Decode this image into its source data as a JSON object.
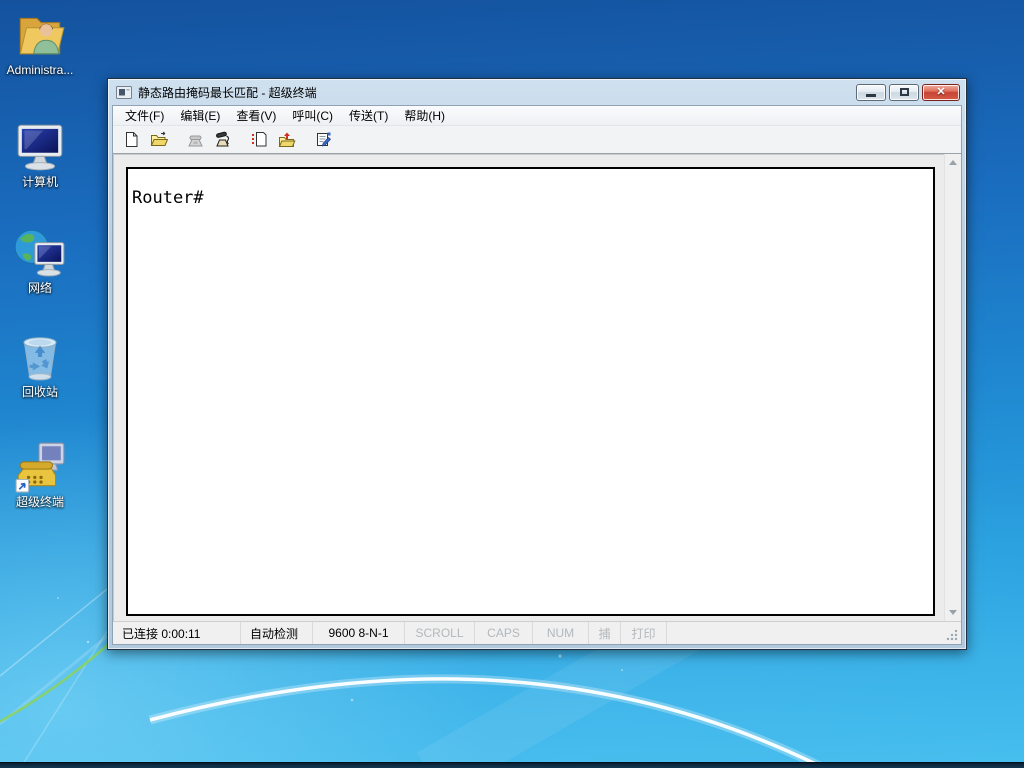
{
  "colors": {
    "desktop_top": "#14529e",
    "desktop_bottom": "#46bfee",
    "titlebar": "#bcd1e4",
    "close_button_red": "#c74434",
    "status_disabled_text": "#b3b8bc",
    "terminal_background": "#ffffff"
  },
  "desktop": {
    "icons": [
      {
        "name": "administrator-folder",
        "label": "Administra..."
      },
      {
        "name": "computer",
        "label": "计算机"
      },
      {
        "name": "network",
        "label": "网络"
      },
      {
        "name": "recycle-bin",
        "label": "回收站"
      },
      {
        "name": "hyperterminal-shortcut",
        "label": "超级终端"
      }
    ]
  },
  "window": {
    "title": "静态路由掩码最长匹配 - 超级终端",
    "controls": [
      "minimize",
      "maximize",
      "close"
    ],
    "close_glyph": "✕",
    "menu": [
      {
        "label": "文件(F)"
      },
      {
        "label": "编辑(E)"
      },
      {
        "label": "查看(V)"
      },
      {
        "label": "呼叫(C)"
      },
      {
        "label": "传送(T)"
      },
      {
        "label": "帮助(H)"
      }
    ],
    "toolbar": [
      {
        "icon": "new-connection-icon",
        "enabled": true
      },
      {
        "icon": "open-icon",
        "enabled": true
      },
      {
        "icon": "call-icon",
        "enabled": false
      },
      {
        "icon": "disconnect-icon",
        "enabled": true
      },
      {
        "icon": "send-file-icon",
        "enabled": true
      },
      {
        "icon": "receive-file-icon",
        "enabled": true
      },
      {
        "icon": "properties-icon",
        "enabled": true
      }
    ],
    "terminal": {
      "text": "Router#"
    },
    "statusbar": [
      {
        "label": "已连接 0:00:11",
        "disabled": false
      },
      {
        "label": "自动检测",
        "disabled": false
      },
      {
        "label": "9600 8-N-1",
        "disabled": false
      },
      {
        "label": "SCROLL",
        "disabled": true
      },
      {
        "label": "CAPS",
        "disabled": true
      },
      {
        "label": "NUM",
        "disabled": true
      },
      {
        "label": "捕",
        "disabled": true
      },
      {
        "label": "打印",
        "disabled": true
      }
    ]
  }
}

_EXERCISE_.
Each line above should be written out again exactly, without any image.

_COMPLETED EXERCISE_.
Decode this image into its source data as a JSON object.
{
  "colors": {
    "desktop_top": "#14529e",
    "desktop_bottom": "#46bfee",
    "titlebar": "#bcd1e4",
    "close_button_red": "#c74434",
    "status_disabled_text": "#b3b8bc",
    "terminal_background": "#ffffff"
  },
  "desktop": {
    "icons": [
      {
        "name": "administrator-folder",
        "label": "Administra..."
      },
      {
        "name": "computer",
        "label": "计算机"
      },
      {
        "name": "network",
        "label": "网络"
      },
      {
        "name": "recycle-bin",
        "label": "回收站"
      },
      {
        "name": "hyperterminal-shortcut",
        "label": "超级终端"
      }
    ]
  },
  "window": {
    "title": "静态路由掩码最长匹配 - 超级终端",
    "controls": [
      "minimize",
      "maximize",
      "close"
    ],
    "close_glyph": "✕",
    "menu": [
      {
        "label": "文件(F)"
      },
      {
        "label": "编辑(E)"
      },
      {
        "label": "查看(V)"
      },
      {
        "label": "呼叫(C)"
      },
      {
        "label": "传送(T)"
      },
      {
        "label": "帮助(H)"
      }
    ],
    "toolbar": [
      {
        "icon": "new-connection-icon",
        "enabled": true
      },
      {
        "icon": "open-icon",
        "enabled": true
      },
      {
        "icon": "call-icon",
        "enabled": false
      },
      {
        "icon": "disconnect-icon",
        "enabled": true
      },
      {
        "icon": "send-file-icon",
        "enabled": true
      },
      {
        "icon": "receive-file-icon",
        "enabled": true
      },
      {
        "icon": "properties-icon",
        "enabled": true
      }
    ],
    "terminal": {
      "text": "Router#"
    },
    "statusbar": [
      {
        "label": "已连接 0:00:11",
        "disabled": false
      },
      {
        "label": "自动检测",
        "disabled": false
      },
      {
        "label": "9600 8-N-1",
        "disabled": false
      },
      {
        "label": "SCROLL",
        "disabled": true
      },
      {
        "label": "CAPS",
        "disabled": true
      },
      {
        "label": "NUM",
        "disabled": true
      },
      {
        "label": "捕",
        "disabled": true
      },
      {
        "label": "打印",
        "disabled": true
      }
    ]
  }
}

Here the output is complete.